What also doesn’t work is having the adult Pip present as the narrator on stage for the entire play. You feel really sorry for Paul Nivison after a while, as he is on stage nearly the whole play with no other purpose than reacting to the other actors, and pausing to narrate. It looks dreadfully boring, and it’s not great to watch. The problem with the running narration is that we as an audience are told important plot points rather than shown them, especially in the first act where the performers keep going from one side of the stage to the other doing quick scenes to get through the important parts with narration to set us up for the second act where Pip is in his gentleman training. It feels very rushed and is difficult to follow.
The play calms down in the second act where more time is spent with the characters and their growth, and you have moments where the play gets very interesting, although the ending is a let down, as is the lack of chemistry between our Pip and Estella.
The highlight of the play is Chris Ellison as Magwitch, who is believable and engaging. While his character is one of a criminal, in the end he’s the one you sympathise the most with as you learn how much he has lost. A good second is Josh Elwell as Joe Gargery, who you can’t help but feel pity for, as he remains upbeat while living with a frankly verbally abusing wife.
The play is in the end mostly let down by a messy script and direction, you can see the actors trying their hardest to make it engaging, but it’s difficult to care too much when you have seen so little character development. It was unfortunate for the show also that an audience member was taken ill in the last five minutes of the show, which meant an abrupt pause while it was determined the audience member was okay. They then cracked on with great professionalism and finished the play’s last minutes.

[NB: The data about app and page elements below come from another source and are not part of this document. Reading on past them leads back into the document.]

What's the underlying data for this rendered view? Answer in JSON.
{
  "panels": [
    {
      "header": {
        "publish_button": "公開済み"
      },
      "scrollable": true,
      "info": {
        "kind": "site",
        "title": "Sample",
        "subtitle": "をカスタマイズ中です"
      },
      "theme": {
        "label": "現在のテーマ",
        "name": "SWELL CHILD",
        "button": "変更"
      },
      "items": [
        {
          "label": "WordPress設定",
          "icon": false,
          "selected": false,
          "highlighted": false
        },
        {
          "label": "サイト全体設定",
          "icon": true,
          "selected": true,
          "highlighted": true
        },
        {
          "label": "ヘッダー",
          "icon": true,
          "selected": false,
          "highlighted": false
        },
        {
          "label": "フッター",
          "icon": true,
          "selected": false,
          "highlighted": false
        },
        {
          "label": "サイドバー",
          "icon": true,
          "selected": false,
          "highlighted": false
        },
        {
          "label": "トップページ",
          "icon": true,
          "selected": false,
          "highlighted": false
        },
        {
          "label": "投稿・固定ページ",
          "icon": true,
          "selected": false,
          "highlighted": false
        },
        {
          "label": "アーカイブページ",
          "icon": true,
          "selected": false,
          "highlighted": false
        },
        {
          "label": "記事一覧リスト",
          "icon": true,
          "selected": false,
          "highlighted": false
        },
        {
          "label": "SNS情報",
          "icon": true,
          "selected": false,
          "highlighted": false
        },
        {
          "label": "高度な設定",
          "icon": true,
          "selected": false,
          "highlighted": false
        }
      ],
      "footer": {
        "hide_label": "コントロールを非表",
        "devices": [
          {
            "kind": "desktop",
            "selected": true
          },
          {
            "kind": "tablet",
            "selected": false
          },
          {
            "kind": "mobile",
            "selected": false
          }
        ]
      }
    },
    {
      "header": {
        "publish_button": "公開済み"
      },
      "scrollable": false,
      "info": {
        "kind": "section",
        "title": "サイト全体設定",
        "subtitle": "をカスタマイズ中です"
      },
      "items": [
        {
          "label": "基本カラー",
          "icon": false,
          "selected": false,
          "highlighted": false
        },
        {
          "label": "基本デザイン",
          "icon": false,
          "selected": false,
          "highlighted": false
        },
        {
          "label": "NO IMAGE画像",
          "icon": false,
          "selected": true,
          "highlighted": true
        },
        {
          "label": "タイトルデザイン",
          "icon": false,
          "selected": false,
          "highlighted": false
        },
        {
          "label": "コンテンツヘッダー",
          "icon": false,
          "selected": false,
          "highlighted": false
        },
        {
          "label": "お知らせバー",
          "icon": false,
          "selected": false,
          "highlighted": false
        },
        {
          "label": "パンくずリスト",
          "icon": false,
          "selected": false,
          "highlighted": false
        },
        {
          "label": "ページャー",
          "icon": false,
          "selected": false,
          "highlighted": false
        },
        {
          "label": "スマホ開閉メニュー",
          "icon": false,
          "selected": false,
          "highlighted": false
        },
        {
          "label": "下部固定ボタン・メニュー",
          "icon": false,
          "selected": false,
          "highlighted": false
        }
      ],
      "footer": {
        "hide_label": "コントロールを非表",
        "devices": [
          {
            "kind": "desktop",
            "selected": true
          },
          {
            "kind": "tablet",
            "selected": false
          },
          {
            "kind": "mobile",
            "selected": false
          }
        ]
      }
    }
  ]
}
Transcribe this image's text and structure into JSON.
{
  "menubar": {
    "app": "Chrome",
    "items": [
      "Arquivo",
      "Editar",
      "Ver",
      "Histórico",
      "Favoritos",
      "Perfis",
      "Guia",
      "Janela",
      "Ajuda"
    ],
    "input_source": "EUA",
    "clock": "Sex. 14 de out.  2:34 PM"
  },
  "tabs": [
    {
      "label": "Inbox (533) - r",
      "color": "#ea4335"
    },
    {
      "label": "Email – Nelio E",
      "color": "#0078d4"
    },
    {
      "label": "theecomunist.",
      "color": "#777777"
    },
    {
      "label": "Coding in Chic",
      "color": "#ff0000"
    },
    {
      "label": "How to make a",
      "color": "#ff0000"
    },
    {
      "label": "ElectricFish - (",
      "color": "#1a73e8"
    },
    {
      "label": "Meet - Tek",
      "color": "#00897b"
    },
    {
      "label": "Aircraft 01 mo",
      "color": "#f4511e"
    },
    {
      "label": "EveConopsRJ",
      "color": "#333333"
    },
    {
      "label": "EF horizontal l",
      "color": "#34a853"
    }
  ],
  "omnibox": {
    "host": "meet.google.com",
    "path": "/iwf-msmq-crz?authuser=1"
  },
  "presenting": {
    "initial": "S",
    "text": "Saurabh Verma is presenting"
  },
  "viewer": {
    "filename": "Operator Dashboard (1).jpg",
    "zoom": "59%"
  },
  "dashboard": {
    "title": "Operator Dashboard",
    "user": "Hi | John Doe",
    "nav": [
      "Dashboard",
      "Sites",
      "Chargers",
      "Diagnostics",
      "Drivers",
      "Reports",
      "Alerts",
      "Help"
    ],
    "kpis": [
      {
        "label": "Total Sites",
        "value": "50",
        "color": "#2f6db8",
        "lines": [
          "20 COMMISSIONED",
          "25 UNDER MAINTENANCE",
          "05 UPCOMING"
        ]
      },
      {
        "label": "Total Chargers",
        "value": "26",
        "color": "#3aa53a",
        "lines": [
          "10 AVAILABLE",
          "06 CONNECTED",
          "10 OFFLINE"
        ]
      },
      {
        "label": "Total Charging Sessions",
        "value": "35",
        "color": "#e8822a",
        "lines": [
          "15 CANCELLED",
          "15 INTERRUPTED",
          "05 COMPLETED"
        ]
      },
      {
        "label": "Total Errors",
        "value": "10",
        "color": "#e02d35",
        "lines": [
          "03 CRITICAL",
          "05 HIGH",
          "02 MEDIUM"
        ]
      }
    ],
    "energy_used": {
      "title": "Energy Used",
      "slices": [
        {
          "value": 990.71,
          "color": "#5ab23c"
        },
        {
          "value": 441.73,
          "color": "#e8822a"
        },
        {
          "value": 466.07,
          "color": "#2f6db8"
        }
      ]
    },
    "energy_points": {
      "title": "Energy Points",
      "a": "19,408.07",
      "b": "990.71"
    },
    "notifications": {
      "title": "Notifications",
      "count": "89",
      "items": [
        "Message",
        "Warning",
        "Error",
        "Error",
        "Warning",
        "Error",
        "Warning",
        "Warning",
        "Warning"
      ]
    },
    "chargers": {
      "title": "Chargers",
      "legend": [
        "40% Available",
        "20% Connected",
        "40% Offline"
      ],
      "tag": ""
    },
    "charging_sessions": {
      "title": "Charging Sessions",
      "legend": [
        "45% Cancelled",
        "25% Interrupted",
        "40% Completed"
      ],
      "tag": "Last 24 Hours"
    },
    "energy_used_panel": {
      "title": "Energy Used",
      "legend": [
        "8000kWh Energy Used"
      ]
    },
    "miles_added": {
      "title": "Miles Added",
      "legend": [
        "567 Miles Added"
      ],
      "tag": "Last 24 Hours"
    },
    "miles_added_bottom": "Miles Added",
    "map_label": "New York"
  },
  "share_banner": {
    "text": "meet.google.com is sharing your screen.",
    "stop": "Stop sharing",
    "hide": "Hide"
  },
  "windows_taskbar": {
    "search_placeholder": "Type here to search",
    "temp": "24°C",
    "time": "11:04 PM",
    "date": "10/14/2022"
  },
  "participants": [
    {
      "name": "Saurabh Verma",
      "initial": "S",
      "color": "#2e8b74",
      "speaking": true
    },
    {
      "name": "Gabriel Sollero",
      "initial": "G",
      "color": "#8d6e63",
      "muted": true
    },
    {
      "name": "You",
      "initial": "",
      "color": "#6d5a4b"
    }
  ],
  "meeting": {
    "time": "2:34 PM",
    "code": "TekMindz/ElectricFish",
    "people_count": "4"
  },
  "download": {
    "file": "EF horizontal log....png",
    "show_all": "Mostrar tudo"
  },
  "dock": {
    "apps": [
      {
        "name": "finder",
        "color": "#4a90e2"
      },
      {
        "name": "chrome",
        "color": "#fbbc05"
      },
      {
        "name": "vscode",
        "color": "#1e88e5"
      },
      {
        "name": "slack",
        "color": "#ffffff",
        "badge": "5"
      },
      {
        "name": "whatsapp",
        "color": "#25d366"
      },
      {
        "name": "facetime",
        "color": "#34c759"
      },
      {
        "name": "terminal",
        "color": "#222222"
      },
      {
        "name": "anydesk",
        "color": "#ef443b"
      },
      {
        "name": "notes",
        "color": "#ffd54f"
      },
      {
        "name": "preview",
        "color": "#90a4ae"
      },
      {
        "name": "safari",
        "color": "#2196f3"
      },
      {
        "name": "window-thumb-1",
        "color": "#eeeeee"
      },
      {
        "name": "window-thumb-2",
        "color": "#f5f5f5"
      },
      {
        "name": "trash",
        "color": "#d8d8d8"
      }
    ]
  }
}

It is not an outright bad show, but with a work as immense and powerful as Great Expectations can be, you can’t help but expect a bit more.